Doing this reduced the time spent on re-indexing after an import by a large amount.

One side-note, the RefreshTree() method returns a collections of Jobs that you could then monitor their progress if you wanted. You can read more about Jobs here.

Tuesday, June 3, 2014

Hot Swappable Indexes with Sitecore 7

Recently I had a project that was heavily using somewhat complex computed fields to index a large amount of data. Because of this, rebuilding the entire index was taking a substantial time.

The problem was that our search pages for the site relied on these indexes to function. So anytime a full index was being kicked off, the search would basically be unavailable for the time it took the index to rebuild.

Thankfully, I found out that in Sitecore 7 there is a new feature that lets me avoid this problem. A configuration setting called SwitchOnRebuildLuceneIndex, that essentially rebuilds the index in a second directory. While the index is building, the site runs off the first directory as normal. When it's finished, it swaps over to using the second freshly updated index.

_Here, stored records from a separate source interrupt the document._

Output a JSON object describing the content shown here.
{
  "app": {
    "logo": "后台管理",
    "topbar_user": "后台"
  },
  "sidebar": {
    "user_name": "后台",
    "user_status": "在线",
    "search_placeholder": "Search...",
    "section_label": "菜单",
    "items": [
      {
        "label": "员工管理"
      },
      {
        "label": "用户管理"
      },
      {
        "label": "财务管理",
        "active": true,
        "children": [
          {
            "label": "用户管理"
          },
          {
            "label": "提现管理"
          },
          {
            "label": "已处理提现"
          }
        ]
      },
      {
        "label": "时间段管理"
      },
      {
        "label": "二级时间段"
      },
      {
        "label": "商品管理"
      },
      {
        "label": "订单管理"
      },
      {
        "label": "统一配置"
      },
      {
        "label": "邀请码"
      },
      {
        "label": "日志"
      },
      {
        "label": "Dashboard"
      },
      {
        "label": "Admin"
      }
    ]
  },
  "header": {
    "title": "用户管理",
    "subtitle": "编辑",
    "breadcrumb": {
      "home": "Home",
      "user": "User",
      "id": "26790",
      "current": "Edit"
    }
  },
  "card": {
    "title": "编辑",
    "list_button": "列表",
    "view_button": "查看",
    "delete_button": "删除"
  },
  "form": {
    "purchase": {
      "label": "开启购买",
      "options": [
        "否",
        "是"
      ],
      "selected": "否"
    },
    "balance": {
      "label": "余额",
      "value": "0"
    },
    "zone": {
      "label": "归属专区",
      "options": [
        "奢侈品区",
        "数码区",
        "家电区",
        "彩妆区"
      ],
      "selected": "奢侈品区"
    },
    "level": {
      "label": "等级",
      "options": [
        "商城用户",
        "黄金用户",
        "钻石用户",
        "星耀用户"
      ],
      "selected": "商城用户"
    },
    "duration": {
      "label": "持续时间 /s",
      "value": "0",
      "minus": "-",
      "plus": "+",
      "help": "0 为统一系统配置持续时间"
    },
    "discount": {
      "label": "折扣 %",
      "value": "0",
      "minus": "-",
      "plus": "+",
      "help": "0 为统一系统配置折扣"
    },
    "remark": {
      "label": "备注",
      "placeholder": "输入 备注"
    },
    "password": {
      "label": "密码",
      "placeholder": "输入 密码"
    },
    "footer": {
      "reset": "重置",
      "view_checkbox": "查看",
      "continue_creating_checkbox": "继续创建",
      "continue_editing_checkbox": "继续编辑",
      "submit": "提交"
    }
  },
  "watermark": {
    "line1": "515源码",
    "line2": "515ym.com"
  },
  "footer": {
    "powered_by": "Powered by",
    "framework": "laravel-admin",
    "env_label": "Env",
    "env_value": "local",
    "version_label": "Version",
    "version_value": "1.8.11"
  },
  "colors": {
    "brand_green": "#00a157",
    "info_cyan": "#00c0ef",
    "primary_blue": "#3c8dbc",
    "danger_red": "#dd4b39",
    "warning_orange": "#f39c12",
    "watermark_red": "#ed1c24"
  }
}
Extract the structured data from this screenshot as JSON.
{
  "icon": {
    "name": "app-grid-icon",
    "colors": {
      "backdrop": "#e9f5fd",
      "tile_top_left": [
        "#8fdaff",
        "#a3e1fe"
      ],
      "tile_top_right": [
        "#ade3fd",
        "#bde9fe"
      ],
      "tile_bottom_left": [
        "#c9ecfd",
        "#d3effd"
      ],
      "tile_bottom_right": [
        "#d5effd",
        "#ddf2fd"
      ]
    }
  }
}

No downtime in between.

This was really easy to setup to. Just go to the configuration file Sitecore.ContentSearch.Lucene.Index.Master.config (and don't forget to repeat this for the Web index, and any other instances you have), and replace the following line...

<index id="sitecore_master_index" type="Sitecore.ContentSearch.LuceneProvider.LuceneIndex, Sitecore.ContentSearch.LuceneProvider">


<index id="sitecore_master_index" type="Sitecore.ContentSearch.LuceneProvider.SwitchOnRebuildLuceneIndex, Sitecore.ContentSearch.LuceneProvider">

That's it! Now, rebuild the index twice, and you should notice a new directory in your indexes folder.

I wish this was a default setting, it would have saved me a little headache.